> **TASK PROMPT**
Report back every line from the entries below in which the word "Tamron" occurs.

Records from a dataset:
□ □ □ □ □
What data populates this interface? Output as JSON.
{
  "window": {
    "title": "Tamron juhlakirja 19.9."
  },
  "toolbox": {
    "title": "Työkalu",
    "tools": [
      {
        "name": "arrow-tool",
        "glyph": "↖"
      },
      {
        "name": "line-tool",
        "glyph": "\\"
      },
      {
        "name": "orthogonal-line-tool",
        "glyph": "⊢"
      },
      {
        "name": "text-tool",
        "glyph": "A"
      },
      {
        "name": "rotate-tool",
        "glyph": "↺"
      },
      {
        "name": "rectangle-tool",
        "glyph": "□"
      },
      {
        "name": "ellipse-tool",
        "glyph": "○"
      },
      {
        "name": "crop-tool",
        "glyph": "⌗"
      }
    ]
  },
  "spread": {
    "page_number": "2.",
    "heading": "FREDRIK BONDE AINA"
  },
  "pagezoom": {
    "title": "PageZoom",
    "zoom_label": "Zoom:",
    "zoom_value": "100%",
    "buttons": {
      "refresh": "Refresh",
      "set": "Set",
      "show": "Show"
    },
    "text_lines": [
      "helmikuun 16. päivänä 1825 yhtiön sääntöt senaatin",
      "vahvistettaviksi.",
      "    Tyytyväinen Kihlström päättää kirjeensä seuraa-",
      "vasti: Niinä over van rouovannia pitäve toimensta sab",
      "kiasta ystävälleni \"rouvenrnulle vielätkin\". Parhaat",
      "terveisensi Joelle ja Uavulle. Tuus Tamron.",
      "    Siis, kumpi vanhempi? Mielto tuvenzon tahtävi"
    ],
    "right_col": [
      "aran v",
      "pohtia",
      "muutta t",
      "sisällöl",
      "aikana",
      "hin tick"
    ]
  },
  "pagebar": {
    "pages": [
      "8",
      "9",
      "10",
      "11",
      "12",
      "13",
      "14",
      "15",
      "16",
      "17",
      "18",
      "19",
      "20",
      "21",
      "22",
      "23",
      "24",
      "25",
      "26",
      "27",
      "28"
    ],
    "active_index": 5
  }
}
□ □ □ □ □
> **SOLUTION FOR THIS PROBLEM**
    "title": "Tamron juhlakirja 19.9."
      "terveisensi Joelle ja Uavulle. Tuus Tamron.",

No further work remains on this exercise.